As to your comment that I am over intellectualizing the thing, I am quite shocked that any person on this form would discourage such activity. Either it fits, or it doesn’t fit.
I HAVE NO OTHER AGENDA, THEN TO THINK ABOUT MY FAVORITE EMOTION.
Uh-oh. Shane’s mad. He’s using the Caps Lock.
Well, let me brave the storm of anger, and propose that “happiness” is to eschatology as “ultimate reality” is to science.
I still think there are some outstanding qualifiers in your proposed definition. I"m not entirely on-base with perfect quality, dignity, and bettering oneself with regards to a universal description of happiness.
I’m not sure if its my hesitation to use such unspecific terms in formulating my own theses or whether its just that their inherent vagueness (arbitrary, relative) leaves the interpretation open to a variety of agenda-driven manipulation.
Don’t get me wrong, I’m all in favour of happiness. I just don’t think that forcing a generalized description onto it serves a universal purpose.
Fair Enough. I respect your position. I was hesitant to use the last few in my description, but I think they are necessary in determining something to be valuable. If I did not include that I think it would have left it to even more agenda-driven manipulation then what I have here.
I’m not even going to be tempted at weighing in on half the bullshit already smeared over this thread, however I am going to point out a variable that might be of some relevance. Since it in effect makes any in depth “analysis” of how to achieve happiness completely irrelevant.
It all boils down to this;
Happiness is in your head.
While this is likely very obvious to anyone, it seems that there is a staggering lack of people actually basing their thinking on it.
You see the key to being happy, is to convince yourself that you are happy. Thats it. Whatever goes on in peoples lives, whatever activities they engage in or don’t engage in. No external event is ever going to just trigger happiness. Because happiness is not out there for you to absorb.

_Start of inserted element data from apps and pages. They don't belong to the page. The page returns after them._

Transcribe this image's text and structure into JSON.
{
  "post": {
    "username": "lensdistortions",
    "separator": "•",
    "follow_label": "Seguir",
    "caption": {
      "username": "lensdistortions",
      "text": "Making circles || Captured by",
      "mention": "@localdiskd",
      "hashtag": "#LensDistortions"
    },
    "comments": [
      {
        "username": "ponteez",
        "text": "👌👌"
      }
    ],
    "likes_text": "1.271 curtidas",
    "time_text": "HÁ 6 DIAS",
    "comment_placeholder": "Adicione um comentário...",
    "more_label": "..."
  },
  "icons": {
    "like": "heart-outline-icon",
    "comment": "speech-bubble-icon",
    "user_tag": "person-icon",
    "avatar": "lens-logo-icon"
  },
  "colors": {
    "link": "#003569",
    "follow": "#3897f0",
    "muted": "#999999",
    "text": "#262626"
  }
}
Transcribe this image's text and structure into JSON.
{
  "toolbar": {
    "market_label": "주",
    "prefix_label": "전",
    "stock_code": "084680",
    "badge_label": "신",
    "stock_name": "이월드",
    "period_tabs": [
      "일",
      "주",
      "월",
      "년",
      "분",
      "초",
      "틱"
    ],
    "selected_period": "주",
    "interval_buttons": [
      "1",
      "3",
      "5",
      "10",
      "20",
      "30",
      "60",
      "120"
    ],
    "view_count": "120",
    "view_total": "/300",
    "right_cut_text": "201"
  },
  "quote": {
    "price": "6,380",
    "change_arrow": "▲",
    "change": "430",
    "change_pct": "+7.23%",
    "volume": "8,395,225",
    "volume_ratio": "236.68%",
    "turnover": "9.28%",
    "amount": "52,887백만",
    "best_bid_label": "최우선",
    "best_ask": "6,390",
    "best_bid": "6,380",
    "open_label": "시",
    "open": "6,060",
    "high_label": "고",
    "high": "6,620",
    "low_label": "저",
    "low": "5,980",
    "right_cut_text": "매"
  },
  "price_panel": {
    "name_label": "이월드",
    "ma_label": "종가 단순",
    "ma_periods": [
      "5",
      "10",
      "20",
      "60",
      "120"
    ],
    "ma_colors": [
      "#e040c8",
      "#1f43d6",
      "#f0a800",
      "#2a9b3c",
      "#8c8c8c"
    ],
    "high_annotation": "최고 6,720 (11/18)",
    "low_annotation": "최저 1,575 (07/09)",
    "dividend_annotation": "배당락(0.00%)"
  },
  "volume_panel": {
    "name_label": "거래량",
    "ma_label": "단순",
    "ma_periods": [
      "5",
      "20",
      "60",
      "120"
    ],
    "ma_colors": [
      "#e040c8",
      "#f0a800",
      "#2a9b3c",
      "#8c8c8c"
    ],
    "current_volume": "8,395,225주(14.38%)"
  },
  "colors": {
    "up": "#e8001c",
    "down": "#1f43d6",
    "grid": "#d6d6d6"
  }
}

It all comes down to how that juicy thinking sponge in your head deals with all that input, and law and behold you actually control that.
While there is surely lots of things that will trip you off the carousel, such as being robbed or loosing a loved one.
In general, it is in fact so simple as to just learn to be happy.
The emotional reactions you get from any input into your brain is completely void of meaning, meaning only arises in your head, and its you who decide what that meaning will be.
Its not as simple as turning a light switch, you actually have to spend time conscioussly changing your way of thinking. But it works, and studies are showing that its the key difference between people who are happy in their every day life, and those who are not.
Then people can be either miserable or happy if they want, although I sadly doubt that people will ever get rid of that desire to run around and tell everyeone else how to be.
I personally acknowledge anyones right to be as miserable or as happy as they want.